D5: Move training of physicians at the undergraduate and graduate levels into community, ambulatory and managed-care based settings for a minimum of 25% of clinical experience.

D6: Create a public-private payment pool for funding health professions education that is tied to all insurance premiums and is designed to achieve policy goals serving the public's health.

D7: establish an enlarged National Health Service Corps to attract graduate physicians into service roles currently being met by the excessive number of residency positions


The Commission makes the following recommendations for Nursing:

E1: Recognize the value of the multiple entry points to professional practice available to nurses through preparation in associate, baccalaureate and masters programs; each is different, and each has important contributions to make in the changing health care system.

E2: Consolidate the professional nomenclature so that there is a single title for each level of nursing preparation and service.

E3: Distinguish between the practice responsibilities of these different levels of nursing, focusing associate preparation on the entry level hospital setting and nursing home practice, baccalaureate on the hospital-based care management and community-based practice, and masters degree for specialty practice in the hospital and independent practice as a primary care provider. Strengthen existing career ladder programs in order to make movement through these levels of nursing as easy as possible.

E4: Reduce the size and number of nursing education programs (1,470 basic nursing programs as of 1990) by 10-20%. These closings should come in associate and diploma degree programs. These closings should pay attention to the reality that many areas have a shortage of educational programs and many more have a surplus.

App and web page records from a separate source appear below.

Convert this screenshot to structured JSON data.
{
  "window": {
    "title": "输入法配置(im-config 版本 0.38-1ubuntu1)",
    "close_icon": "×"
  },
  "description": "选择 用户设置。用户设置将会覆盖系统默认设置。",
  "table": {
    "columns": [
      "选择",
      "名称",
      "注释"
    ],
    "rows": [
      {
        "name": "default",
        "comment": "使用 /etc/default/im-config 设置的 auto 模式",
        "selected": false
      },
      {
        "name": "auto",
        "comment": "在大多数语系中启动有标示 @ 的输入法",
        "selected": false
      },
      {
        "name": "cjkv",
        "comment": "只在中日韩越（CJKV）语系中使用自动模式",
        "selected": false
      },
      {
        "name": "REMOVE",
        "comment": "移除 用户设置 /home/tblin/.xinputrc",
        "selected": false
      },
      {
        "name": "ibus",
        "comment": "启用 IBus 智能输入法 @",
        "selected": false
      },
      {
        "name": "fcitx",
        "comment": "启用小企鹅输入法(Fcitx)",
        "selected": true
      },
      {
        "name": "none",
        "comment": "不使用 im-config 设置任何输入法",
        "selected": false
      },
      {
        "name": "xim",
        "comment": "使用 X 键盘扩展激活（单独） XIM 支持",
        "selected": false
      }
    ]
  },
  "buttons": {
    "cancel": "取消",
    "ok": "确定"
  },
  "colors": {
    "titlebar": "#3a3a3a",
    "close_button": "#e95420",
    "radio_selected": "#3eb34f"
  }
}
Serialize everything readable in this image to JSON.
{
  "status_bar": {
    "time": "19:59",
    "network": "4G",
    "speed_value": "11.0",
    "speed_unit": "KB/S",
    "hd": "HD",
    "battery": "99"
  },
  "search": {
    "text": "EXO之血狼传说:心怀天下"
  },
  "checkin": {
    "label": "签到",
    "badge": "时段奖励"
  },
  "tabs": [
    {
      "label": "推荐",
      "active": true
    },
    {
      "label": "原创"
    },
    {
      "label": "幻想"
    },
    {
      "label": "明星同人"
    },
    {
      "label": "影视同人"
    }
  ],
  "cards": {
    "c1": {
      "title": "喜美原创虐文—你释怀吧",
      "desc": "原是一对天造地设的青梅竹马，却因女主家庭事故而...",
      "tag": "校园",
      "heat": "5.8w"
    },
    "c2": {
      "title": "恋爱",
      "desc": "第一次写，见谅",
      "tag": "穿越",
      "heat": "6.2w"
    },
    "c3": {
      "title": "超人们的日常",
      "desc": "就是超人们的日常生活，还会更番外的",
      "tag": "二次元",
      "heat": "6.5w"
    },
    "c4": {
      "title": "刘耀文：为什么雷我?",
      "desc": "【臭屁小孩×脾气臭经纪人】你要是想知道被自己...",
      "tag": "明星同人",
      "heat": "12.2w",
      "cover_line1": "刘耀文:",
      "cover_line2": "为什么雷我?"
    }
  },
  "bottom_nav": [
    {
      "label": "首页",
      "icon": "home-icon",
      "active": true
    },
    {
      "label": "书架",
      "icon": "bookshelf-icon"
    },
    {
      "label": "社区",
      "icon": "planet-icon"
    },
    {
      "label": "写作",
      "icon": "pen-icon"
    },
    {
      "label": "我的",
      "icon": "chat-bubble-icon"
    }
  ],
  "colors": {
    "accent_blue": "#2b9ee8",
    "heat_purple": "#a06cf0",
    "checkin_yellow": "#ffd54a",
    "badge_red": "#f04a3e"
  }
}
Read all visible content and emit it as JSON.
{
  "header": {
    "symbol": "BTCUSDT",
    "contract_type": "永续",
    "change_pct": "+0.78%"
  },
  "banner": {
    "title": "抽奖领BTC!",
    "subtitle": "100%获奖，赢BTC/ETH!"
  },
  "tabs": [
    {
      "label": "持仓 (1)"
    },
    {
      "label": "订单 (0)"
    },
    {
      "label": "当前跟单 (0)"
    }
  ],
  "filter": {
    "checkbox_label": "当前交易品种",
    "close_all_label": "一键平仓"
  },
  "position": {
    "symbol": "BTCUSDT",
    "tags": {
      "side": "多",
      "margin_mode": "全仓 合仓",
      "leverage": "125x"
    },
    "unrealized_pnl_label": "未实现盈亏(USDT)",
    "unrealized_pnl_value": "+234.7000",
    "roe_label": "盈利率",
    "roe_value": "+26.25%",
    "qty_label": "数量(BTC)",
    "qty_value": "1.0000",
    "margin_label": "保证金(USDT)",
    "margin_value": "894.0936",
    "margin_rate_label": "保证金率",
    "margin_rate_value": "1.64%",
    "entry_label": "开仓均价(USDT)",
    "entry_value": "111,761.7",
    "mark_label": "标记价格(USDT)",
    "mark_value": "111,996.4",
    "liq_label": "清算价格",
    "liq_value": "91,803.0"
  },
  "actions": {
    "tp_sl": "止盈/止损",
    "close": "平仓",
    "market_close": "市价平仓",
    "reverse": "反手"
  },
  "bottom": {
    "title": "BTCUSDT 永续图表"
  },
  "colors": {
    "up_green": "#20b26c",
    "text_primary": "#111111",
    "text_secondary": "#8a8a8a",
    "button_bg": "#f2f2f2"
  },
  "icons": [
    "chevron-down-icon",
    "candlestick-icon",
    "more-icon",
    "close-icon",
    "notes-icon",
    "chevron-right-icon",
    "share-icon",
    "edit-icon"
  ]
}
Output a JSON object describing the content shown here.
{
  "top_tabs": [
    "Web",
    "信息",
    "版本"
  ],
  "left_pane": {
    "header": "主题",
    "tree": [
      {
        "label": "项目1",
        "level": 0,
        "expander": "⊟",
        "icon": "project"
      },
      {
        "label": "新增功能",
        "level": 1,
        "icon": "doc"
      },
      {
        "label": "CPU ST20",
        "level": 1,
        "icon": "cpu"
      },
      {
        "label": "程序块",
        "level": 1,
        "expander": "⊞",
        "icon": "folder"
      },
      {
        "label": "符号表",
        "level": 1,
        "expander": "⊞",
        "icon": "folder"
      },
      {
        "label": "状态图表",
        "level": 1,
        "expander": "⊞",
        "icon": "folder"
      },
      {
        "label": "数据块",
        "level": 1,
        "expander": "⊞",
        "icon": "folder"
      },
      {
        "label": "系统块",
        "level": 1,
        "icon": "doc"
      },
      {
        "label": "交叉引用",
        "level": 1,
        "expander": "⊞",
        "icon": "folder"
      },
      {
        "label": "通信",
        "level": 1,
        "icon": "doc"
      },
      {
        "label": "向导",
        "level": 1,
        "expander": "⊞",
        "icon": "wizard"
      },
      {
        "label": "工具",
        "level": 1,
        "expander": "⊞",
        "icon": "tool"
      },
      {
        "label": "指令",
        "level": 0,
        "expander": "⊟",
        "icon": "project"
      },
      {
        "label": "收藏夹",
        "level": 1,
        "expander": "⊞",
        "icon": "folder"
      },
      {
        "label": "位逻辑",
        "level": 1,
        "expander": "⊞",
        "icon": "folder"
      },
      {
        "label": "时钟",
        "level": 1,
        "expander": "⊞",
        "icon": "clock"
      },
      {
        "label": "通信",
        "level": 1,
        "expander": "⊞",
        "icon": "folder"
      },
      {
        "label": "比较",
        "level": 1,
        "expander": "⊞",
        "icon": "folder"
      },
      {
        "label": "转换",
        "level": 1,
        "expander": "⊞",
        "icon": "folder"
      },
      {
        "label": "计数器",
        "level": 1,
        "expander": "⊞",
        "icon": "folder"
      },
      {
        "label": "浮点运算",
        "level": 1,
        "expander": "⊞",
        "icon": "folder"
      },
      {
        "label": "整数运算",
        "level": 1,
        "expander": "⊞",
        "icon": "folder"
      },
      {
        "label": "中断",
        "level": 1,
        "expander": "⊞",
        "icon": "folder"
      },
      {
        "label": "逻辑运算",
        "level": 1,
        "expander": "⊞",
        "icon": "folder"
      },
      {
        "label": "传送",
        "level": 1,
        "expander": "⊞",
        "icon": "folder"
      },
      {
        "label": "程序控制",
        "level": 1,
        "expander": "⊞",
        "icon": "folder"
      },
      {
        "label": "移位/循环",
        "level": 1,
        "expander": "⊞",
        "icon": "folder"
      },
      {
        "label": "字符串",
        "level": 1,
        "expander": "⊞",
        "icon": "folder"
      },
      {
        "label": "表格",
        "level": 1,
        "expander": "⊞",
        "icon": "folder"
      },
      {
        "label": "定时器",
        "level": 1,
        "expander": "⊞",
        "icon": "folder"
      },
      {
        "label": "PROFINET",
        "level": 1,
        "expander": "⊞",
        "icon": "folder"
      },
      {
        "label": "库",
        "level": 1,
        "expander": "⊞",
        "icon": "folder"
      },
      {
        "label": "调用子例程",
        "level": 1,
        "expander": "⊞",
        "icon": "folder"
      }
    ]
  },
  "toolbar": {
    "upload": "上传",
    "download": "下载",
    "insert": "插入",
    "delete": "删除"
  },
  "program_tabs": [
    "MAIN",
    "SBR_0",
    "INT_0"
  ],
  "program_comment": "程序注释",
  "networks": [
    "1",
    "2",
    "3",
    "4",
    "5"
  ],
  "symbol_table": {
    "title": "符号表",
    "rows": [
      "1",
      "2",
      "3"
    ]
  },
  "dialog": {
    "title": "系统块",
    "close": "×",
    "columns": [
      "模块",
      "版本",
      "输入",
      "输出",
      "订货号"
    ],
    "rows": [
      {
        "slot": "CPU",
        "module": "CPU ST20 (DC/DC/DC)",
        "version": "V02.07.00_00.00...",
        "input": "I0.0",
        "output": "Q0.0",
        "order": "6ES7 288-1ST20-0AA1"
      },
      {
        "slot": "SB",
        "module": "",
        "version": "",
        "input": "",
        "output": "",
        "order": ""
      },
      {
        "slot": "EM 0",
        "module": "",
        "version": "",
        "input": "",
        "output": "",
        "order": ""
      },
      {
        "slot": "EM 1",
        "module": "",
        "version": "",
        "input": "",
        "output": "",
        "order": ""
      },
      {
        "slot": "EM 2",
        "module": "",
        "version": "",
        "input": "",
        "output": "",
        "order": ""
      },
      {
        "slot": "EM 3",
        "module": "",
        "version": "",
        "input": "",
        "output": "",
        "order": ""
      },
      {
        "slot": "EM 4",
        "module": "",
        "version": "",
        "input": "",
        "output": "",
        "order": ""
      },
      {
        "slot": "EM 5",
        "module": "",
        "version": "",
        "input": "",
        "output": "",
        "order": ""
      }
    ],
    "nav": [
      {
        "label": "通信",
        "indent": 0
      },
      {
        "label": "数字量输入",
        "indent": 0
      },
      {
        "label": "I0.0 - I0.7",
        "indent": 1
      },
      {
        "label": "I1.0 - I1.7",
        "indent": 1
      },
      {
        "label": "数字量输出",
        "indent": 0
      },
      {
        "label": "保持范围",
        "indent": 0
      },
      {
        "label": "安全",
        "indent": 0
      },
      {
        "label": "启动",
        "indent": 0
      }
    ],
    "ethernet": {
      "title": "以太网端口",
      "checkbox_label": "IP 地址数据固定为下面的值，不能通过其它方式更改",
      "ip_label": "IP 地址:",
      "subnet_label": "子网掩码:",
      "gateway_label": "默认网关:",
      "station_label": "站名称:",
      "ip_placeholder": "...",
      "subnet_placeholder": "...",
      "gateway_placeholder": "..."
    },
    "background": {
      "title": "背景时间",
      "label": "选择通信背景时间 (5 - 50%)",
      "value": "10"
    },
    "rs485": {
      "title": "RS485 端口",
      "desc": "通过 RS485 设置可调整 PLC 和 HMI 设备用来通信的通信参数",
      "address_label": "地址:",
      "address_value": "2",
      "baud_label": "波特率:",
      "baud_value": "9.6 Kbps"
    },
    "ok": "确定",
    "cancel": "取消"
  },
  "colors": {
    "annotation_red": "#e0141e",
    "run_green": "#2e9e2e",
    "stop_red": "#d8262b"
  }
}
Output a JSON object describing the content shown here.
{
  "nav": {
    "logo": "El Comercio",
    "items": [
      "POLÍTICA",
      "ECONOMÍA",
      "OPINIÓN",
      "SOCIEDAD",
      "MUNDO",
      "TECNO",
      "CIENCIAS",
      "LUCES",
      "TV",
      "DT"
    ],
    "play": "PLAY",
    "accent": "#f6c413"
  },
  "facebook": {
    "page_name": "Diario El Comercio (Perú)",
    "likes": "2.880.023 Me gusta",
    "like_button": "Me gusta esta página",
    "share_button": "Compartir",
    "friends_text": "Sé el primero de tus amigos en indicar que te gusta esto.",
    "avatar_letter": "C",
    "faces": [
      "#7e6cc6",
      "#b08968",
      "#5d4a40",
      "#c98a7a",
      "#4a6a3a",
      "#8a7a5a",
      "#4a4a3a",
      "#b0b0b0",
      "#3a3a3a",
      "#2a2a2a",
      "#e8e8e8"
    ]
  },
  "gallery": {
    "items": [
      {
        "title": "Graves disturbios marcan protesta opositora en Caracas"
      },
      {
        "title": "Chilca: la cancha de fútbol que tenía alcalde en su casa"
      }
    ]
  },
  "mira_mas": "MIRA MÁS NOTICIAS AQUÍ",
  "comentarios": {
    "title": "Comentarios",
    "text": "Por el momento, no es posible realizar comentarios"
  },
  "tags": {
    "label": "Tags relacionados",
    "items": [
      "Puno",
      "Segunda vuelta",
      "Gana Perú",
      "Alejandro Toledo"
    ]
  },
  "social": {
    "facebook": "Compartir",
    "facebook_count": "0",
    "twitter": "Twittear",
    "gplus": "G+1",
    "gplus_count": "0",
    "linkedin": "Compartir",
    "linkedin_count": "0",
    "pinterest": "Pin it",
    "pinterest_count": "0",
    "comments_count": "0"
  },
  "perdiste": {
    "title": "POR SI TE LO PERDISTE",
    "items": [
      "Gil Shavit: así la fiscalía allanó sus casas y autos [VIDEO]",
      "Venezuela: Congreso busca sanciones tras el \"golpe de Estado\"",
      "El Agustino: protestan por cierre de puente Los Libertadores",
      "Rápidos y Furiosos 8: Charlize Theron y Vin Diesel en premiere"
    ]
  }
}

E5: Encourage the expansion of the number of masters level nurse practitioner training programs by increasing the level of federal support for students.

E6: Develop new models of integration between education and the highly managed and integrated systems of care which can provide nurses with appropriate training and clinical practice opportunities and which can model flexible work rules that encourage continual improvement, innovation and health care work re-design.

E7: Recover the clinical management role of nursing and recognize it as an increasingly important strength of training and professional practice at all levels.


The Commission makes the following recommendations for Pharmacy:

F1: Reduce the number of pharmacy programs (75 schools and colleges in 1995) by 20-25% by the year 2005. These closings should target institutions exclusively offering the professional baccalaureate degree.

F2: Recognize the need to evenly distribute these closings to accommodate underserved areas, but to close those programs that remain oriented toward the Bachelor of Pharmacy degree.

F3: Focus professional pharmaceutical training even more on issues of clinical pharmacy, system management and working with other health care providers.


The Commission makes the following recommendations for Public Health:

G1: Create new public health education programs that bring together the traditional public health disciplines with the clinical professions. These programs should be created in conjunction with state governments, local governments, managed care organizations and other non-academic institutions.

G2: Develop partnerships to apply population health management skills to the problems that are now faced by highly managed and integrated systems of care. These partnerships should include research, service and training components.

G3: Build programs at the federal, state and managed care organization levels to continue and enlarge the support base for a broad range of psycho-social-behavioral research and training.

G4: Reframe public health as a basic science in the personal and clinical health sciences and incorporate the new knowledge, skills and competencies related to the analysis of health care as a system, and to the re-design of work for the continual improvement and innovation of care.

G5: Recognize the obligation at the state and federal level to adequately fund public health education and practice institutions, particularly in an era of market-driven health care.